There are facts. There is political reality. As those two clash, it won’t come out well for the Securities and Exchange Commission.
The SEC’s chairman, Mary L. Schapiro, marshalled facts in a speech today, hitting hard that the watchdog agency needs more money to modernize to fulfill its role, especially in light of the additional responsibilities handed the SEC by the Dodd-Frank Act.
The reality is the SEC had better review all its operations, set its priorities and stop some things so it can do others well. The top priorities should be enforcement and watching ever-more-sophisticated stock market patterns. Other functions, such as investor education, will have to fall by the wayside.
The incongruity wasn’t lost on the Federal Reserve chairman or the crowd.
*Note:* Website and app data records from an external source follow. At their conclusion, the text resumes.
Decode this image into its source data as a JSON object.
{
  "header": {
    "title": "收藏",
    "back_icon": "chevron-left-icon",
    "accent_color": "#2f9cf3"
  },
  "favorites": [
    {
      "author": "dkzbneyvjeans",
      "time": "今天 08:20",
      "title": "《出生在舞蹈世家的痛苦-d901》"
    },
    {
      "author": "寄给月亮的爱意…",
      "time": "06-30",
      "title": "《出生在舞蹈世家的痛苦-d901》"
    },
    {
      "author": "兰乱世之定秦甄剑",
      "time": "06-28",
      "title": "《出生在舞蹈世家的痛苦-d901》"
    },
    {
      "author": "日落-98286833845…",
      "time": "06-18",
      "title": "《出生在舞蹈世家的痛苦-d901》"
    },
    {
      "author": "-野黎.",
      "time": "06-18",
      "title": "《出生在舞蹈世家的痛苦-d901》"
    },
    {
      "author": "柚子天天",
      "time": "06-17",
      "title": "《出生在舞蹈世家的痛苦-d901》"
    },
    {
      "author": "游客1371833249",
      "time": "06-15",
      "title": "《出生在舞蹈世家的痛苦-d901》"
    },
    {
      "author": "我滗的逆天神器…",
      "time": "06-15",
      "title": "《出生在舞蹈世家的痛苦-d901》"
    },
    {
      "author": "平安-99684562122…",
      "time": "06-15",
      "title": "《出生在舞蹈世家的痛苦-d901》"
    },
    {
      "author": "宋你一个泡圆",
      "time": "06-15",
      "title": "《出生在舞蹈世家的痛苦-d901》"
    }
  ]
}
“But before asking the last question, a couple of very important matters to take care of,” intoned the moderator at Fed Chairman Ben Bernanke’s rare press conference today in Washington at the National Press Club. “Want to remind our members and guests of future speakers. Harry Shearer, the comedian and humorist, a voice of ‘The Simpsons,’ will discuss media myths on March 14.
“And we might even try to get him to do a few voices for us,” the moderator added, according to a transcript.
Posted by Neal Lipschutz
on January 22, 2011
If the battle over U.S. government spending and what to do about outsized federal deficits were decided by which side has the best quotes, score a point for the deep-budget-cut-now types.
The quote is from Tim Pawlenty, former governor of Minnesota, who is considered a possible Republican presidential hopeful for 2012. I read it this morning in an email roundup from Mike Allen of POLITICO. A quick search shows Pawlenty had been using the thrust of the quote often as he speaks publicly, sometimes promoting his just published book.
Posted by Neal Lipschutz
on January 21, 2011
, United States
A quote from Jeffrey R. Immelt, the chairman and chief executive of General Electric who was just tabbed by President Obama to lead a government council on job creation, sums up quite well a key aspect of the American economic dilemma.
“The assumption made by many that the United States could transition from a technology based, export-oriented economic powerhouse to a services-led, consumption-based economy without any serious loss of jobs, prosperity or prestige was fundamentally wrong,” Immelt wrote in an “op-ed” piece in today’s Washington Post.
I’ll take issue with one aspect of the quote: the implication that someone planned it that way, that someone thought this was a good idea. The transition, which threatens the long-standard American advantage of a broad and robust midlle class, was the result of market forces. Globalization works all sorts of ways.